Why Are There More Men Than Women In Facilities Management Profession

by Elizabeth Dukes on December 15, 2014

It’s a fact – more men than women occupy facilities management positions. As women attempt to climb the corporate ladder, they seem to vanish. While the stats vary somewhat from one country to the next, this pattern is extremely consistent nonetheless.

At entry-level positions, over half of the employees in organizations are women. With each successively higher level in an organization, the number of women gradually shrinks. At the CEO level, there are only 3% to 4% who are women across the globe.

Why are women under-represented in the facilities management field?Why is that? What is it about this management position – or any other position of power in the workplace – that has men dominating it? What can be done to counter this trend?

Factors Contributing to a Lack of Representation of Women in FM Positions

Lack of flexibility in the workplace

A lack of flexibility in the workplace often leads to women leaving the workforce because of unyielding expectations that don’t accommodate care-giving responsibilities. This especially impacts management fields where there are already fewer women than men.

Employers shouldn’t think of workplace flexibility as a perk; rather, it should be a must. A cultural change needs to be instilled into FM companies. With plenty of evidence proving the capability and progress of women in facilities management positions, it’s important for companies to look at what is needed to support women with their progression in the FM field.

Heavy workloads

Tying into little workplace flexibility are the heavy workloads that often burden female FMs, which in turn invades time needed to tend to domestic responsibilities.

Shortage of mentors for women in the FM field

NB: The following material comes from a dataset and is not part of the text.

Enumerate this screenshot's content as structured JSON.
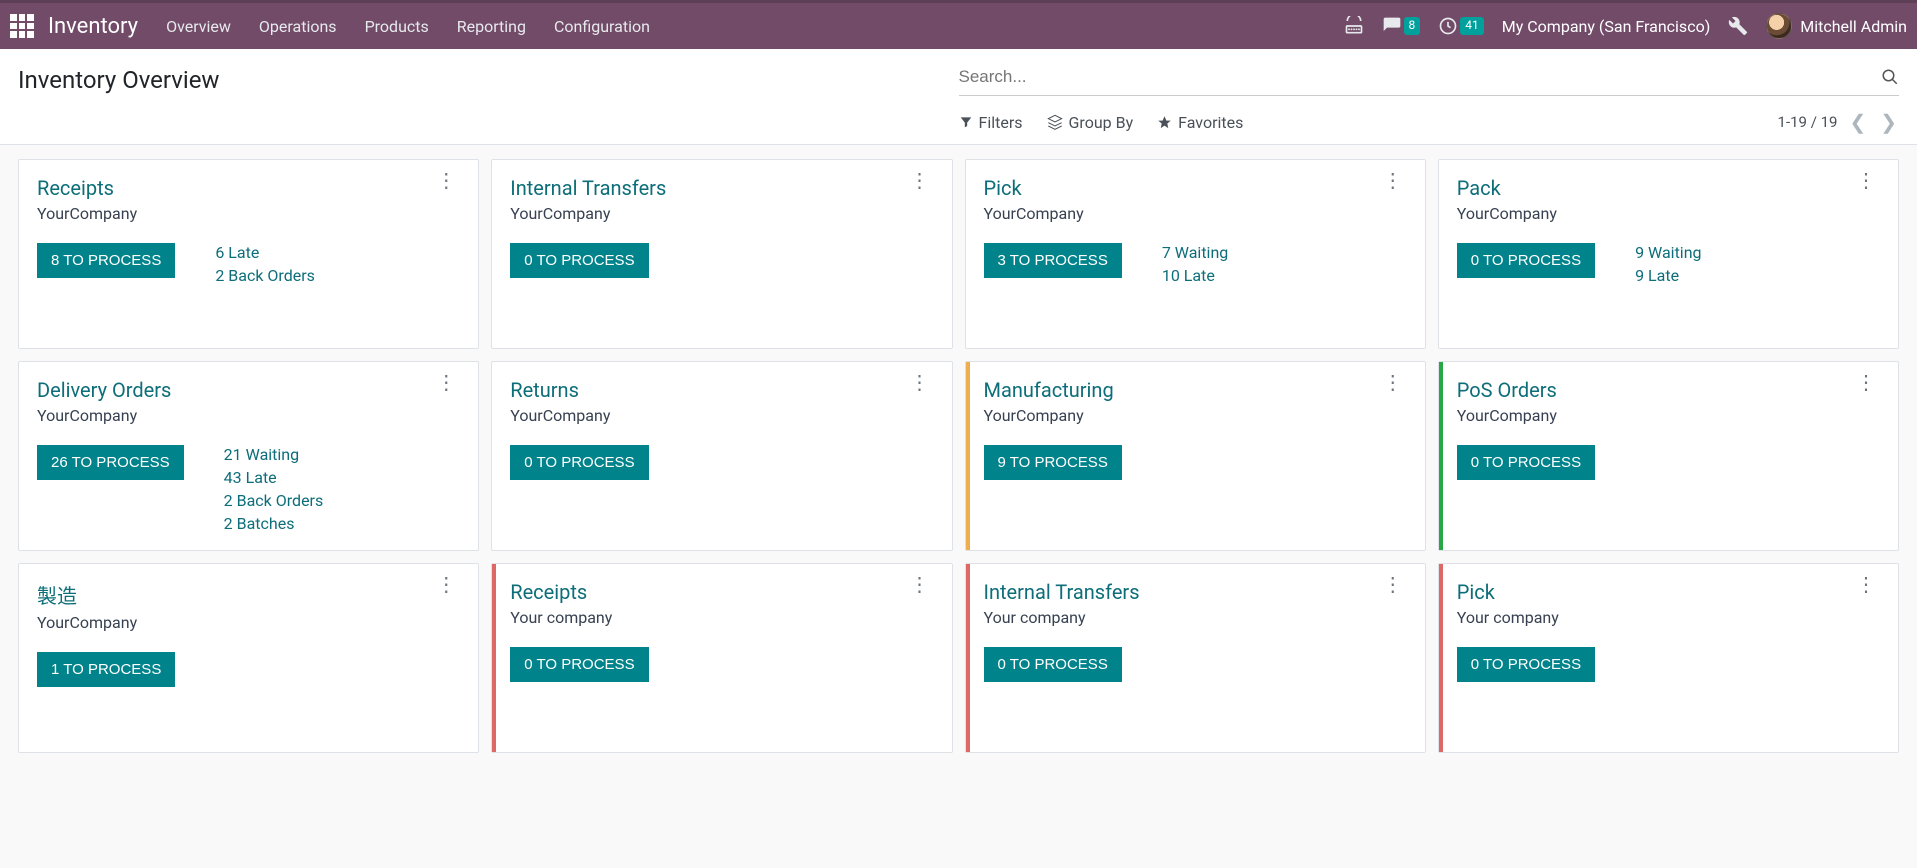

It’s harder for women to find female mentors in FM occupations, which can further hinder the entrance and ultimate success in this field. Without a more experienced employee who can guide and educate women about the ins and outs of the job, it can make it intimidating and extremely difficult to break the glass ceiling. This is true for any type of career, but is especially important and helpful for women in facilities management, since they are typically less likely than men to promote themselves.

Women have proven themselves to be just as competent - if not more so - than men in FM positions.Lack of acceptance from supervisors and peers

While views on gender equality have improved over the decades, there are pockets of “boys club” mentality among many in the facilities management profession, especially among the older, more experienced demographic. Considering the fact that there are still more men than women in this field, it can be difficult to be accepted as part of the group. Fortunately, more and more younger people are entering this field, pushing the older generation out as they continue to retire. With young blood typically comes a fresher view on gender equality.

How Women Can Break Into – and Be Successful in – the Facilities Management Industry

Explode the myths

Among the most important and effective actions to take to be successful as a female facilities manager is to explode the myths that have discouraged women from reaching for the top. The idea that women are not suitable for management positions has worked to keep them from progressing in the workplace. It’s important to constantly challenge these stereotypes, and recognize how they are keeping women “in their place.”

Find support groups

It can be helpful to find a mentoring program that supports women in FM positions. If you can’t find one, you may even consider putting one together yourself that’s focused specifically on developing strategies to help women break through this industry. More women need to support each other on the way up the corporate ladder.

Push for gender balance in the workplace

The more women in facilities management, the better the chance of increasing the number of women in these management positions. And the more women in leadership positions, the better conditions for all women in the workforce. Raising the issue of gender balance can place more attention on the under-representation of women in facilities management in business.

Learn how to cope with gender differences

Educate yourself on gender differences in communication between men and women. Don’t be afraid to offer an opinion before being asked. Learn how to handle guilt in a male-dominated workplace, as well as how to say “no” to irrational demands.

Work for a female-friendly company

Do some research on companies that embrace female employees in senior positions. These companies understand the profit potential of putting talented and competent female employees in FM positions. They take efforts to recruit women, and move them into leadership positions when ready. Jut as important, companies such as these recognize the importance of flexibility in the workplace, as well as consistent mentoring programs that offer women support. Work life balance is a parental issue, which can only be conquered together.

Make use of facilities management software

For the women who are already in FM positions, staying in the job and being successful can be done with the use of facilities management software to keep the workplace as streamlined, efficient and productive as possible. With the increased demands of FMs in the workplace, using an innovative tool such as iOffice’s FM software can not only make this job easier, but it can also cut the time necessary to carry out all aspects of the job at hand.

While much progress has been made in the realm of gender representation in the workplace, more work is still to be done. With the under-representation of women in FM positions, clearly more needs to be done to encourage women to break into this industry. For women who are already in this position, becoming successful and making the job more manageable can be done with the implementation of facilities management software such as that developed by iOffice.


Elizabeth Dukes

Elizabeth Dukes' pieces highlight the valuable role of the real estate and facility managers play in their organizations. Prior to iOFFICE, Elizabeth was in sales for large facility and office service outsourcing firm.

Capterra Ratings: ★★★★★ 4.5/5